and then the reflected line is

$$ L_R\to p = p^* +\lambda \vec n_R $$

with

$$ \vec n_R = \vec m - \alpha \vec n_1 = \vec n_2- 2\frac{\vec n_1\cdot\vec n_2}{||\vec n_1||^2}\vec n_1 $$

$\endgroup$
2
  • $\begingroup$ Could you please expand on your working after the line introdicing p*? I don't quite understand the role of alpha and m and the working following on from that - especially how you manage to use ||n1||^2 rather than ||n1|| ||n2||. Cheers! $\endgroup$
    – dwb
    Oct 6, 2020 at 18:25
  • $\begingroup$ In $\vec n_2 = \alpha \vec n_1 +\vec m$ we have $\vec n_1\cdot \vec m = 0$ because this is an orthogonal decomposition. We can consider roughly as if $\vec m \in \Pi_1$ and $\alpha \vec n_1$ is parallel to $\vec n_1$ hence perp to $\Pi_1$. $\endgroup$
    – Cesareo
    Oct 6, 2020 at 18:41
0
$\begingroup$

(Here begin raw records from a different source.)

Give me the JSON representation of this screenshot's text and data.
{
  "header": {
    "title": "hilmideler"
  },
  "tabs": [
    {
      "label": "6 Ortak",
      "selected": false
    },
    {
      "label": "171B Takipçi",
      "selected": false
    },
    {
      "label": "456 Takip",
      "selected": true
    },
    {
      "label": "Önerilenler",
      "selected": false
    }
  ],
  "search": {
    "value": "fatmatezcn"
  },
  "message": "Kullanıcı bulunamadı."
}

HINT

In the first place, I advise you to obtain the normal component of $(4,5,-1)$ related to the place $\pi_{1}$. After so, all you have to do is to substract twice it from the original direction of $l_{1}$ in order to obtain the direction of $l_{2}$.

$\endgroup$
2
  • $\begingroup$ what do you mean by "normal component of $(4,5,−1)$ related to the place $π_1$" $\endgroup$
    – H.Linkhorn
    Dec 24, 2018 at 17:54
  • $\begingroup$ I mean the projection of $(4,5,-1)$ in the direction of $(2,-1,4)$. Precisely speaking, I am talking about the vector: $$\langle(4,5,-1),(2,-1,4)\rangle (2,-1,4)/\lVert(2,-1,4)\rVert^{2}$$ $\endgroup$
    – user0102
    Dec 24, 2018 at 17:58

You must log in to answer this question.

Not the answer you're looking for? Browse other questions tagged .